Get Set For Grayling Fishing This SeasonPublished: 30th September 2019 | Author: Phillippa Hake
With yet another successful trout season coming to an end in the UK and a definite autumnal feel in the air, many river anglers attention will switch to grayling fishing. We’re lucky enough to have rivers in the UK with brilliant numbers of wild grayling. There’s something about a crisp winters morning, blowing the cobwebs off the thermals and a days grayling fishing that I just love. Being rewarded when you see that distinctive dorsal fin slide over your net that’s what it’s all about!
On a typical day targeting these fish, my set up would be to fish euro nymph style, a popular method when fly fishing for grayling. I use a 10ft 4# rod with a french leader and braided sight indicator which will soon be available from Fulling Mill. The French leader has advantages such as little to zero drag when drifting your flies as well as the ability to get your flies to the depths you need them.
When it comes to grayling flies I usually opt for a 2 fly cast of jig nymphs. Using jig patterns really minimises your chances of hooking the bottom of the river as they fish upside down. From the indicator, I use around 3ft of Fulling Mill Fluorocarbon tippet to the first fly, on the dropper, a size 16 Pink Tag Jig and 2ft below that on point, a KJ CDC Red Tag Nymph size 16.
Grayling will often shoal together in the deeper pools on really cold days, where some weighted nymphs will be your port of call, but, don’t hesitate to fish right under your feet, you might surprise your self with a few fish right close to the banks.
Love them or hate them, squirmy worms are simply super effective grayling flies. Coming in all different fluorescent colours, red and pink are certainly the most favoured. It fishes extremely well in both clear and coloured water, and can often tempt those ‘impossible’ fish.

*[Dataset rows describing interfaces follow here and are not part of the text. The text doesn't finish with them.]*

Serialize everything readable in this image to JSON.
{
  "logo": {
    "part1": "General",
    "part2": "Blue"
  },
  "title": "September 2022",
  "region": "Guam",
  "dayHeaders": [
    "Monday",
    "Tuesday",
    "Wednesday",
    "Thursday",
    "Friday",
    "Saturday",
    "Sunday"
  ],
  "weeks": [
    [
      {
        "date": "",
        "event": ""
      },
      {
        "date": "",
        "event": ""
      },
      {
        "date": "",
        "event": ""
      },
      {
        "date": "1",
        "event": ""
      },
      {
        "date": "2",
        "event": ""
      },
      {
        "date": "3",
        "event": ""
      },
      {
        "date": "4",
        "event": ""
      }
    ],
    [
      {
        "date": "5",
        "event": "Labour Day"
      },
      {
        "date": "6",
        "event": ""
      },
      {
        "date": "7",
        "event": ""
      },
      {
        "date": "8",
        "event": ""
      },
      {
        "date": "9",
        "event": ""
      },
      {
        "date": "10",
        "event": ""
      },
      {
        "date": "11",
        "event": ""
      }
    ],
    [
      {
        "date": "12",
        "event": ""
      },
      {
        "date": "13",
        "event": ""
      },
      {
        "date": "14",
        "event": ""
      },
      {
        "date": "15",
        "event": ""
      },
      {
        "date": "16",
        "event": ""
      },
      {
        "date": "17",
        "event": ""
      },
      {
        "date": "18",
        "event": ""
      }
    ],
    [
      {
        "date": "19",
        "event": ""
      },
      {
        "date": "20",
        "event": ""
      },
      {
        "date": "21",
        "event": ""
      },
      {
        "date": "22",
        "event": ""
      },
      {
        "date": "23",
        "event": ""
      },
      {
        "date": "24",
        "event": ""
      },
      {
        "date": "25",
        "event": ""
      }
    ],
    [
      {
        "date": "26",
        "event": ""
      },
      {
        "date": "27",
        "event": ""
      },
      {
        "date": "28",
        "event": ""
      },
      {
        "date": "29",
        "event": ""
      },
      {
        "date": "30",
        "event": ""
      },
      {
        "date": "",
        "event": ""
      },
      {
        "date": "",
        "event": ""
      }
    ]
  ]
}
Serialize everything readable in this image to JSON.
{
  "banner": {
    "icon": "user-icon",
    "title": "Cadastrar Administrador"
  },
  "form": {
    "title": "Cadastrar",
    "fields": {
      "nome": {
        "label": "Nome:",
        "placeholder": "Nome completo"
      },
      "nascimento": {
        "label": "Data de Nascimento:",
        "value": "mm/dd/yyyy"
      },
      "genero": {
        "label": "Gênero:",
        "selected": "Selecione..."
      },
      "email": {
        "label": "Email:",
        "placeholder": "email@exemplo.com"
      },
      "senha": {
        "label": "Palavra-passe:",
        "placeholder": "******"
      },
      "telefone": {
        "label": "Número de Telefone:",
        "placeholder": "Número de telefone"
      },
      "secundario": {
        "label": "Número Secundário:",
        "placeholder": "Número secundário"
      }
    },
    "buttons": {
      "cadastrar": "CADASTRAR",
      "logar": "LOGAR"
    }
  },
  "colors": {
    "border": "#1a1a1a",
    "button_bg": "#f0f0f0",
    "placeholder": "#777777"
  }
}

On mild days, albeit hatches may be sparse it is worth fishing the duo method. A great way of searching water and finding fish in nice bubbly pocket water. My go-to set up is a big bushy, buoyant dry fly, such as a sedge or Klinkhammer with a nymph suspended underneath. Olive quill nymphs and copper pheasant tails are proven fish catchers.
If you’re lucky enough to catch your self a bigger fish, don’t forget to give it the rest it needs before getting the camera out and releasing it. If you are wanting to photograph the fish allow time to recover, wet your hands, support the fish in the palm of your hands, get your image and hold the fish in the water for it to swim away safely.